American typefounding agglomeration formed in 1892, eventually containing most of the American typefounding industry. In the 1890s, sorting through the libraries that were merged in and deciding what to keep and what to get rid of was handled by Joseph W. Phinney. ATF’s early success owed quite a bit to the technical genius of Linn Boyd Benton, inventor of the pantographic engraver. Ultimately, ATF owned the rights to one of the world’s greatest libraries of original typefaces, with many of the ATF-era designs created by Linn Boyd Benton’s son, Morris Fuller Benton.
Foundries that were incorporated into ATF include: Barnhart Brothers & Spindler (1911); Binny & Ronaldson (1892); Boston Type Foundry (1892); Bruce Type Foundry (1901); Central Type Foundry (1893); Dickinson Type Foundry (1892); Farmer, Little & Co. (1892); Inland Type Foundry (1912).
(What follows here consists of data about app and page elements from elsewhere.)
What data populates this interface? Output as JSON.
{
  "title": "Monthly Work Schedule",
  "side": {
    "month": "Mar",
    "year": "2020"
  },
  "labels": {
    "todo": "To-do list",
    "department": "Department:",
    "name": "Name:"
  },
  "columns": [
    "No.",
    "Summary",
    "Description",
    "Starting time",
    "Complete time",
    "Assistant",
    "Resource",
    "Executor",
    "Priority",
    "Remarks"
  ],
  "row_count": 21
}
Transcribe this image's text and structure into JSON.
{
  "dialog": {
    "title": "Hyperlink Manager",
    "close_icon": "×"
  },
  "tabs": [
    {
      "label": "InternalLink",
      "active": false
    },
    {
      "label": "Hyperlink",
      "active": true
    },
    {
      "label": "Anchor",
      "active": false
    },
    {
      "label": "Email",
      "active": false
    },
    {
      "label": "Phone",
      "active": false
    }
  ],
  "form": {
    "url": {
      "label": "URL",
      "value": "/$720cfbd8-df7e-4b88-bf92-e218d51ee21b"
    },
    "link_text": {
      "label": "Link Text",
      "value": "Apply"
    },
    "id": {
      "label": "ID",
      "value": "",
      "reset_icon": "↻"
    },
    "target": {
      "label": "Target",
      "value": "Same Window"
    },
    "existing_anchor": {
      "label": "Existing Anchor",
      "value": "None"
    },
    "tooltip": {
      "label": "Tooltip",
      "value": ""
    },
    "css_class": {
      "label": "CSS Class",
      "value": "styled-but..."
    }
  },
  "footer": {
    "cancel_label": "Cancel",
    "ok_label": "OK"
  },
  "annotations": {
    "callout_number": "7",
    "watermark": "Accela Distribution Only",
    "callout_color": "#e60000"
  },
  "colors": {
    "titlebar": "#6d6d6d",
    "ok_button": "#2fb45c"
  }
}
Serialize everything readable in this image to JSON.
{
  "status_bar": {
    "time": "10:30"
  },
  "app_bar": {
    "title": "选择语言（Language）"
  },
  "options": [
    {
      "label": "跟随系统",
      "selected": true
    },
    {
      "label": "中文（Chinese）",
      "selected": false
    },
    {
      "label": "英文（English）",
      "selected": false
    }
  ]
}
By the 1920s ATF was the dominant player in the world’s printing equipment market. Not just fonts, but entire printing plants were on offer. This strong position did not continue, due to the ever-changing nature of the printing industry. In 1934 ATF reorganized under bankruptcy protection, and never regained its former glory. The company failed to keep up in the phototype era, and failed completely in the digital era.
Kingsley, a manufacturer of imprinting and marking equipment, acquired ATF in 1986, and the type division became Kingsley/ATF Type Corporation. The foundry closed in 1993 with an ingnominious backruptcy auction. These days the only sign of ATF fonts is in licensing deals with experienced digital foundries such as Bitstream and Adobe.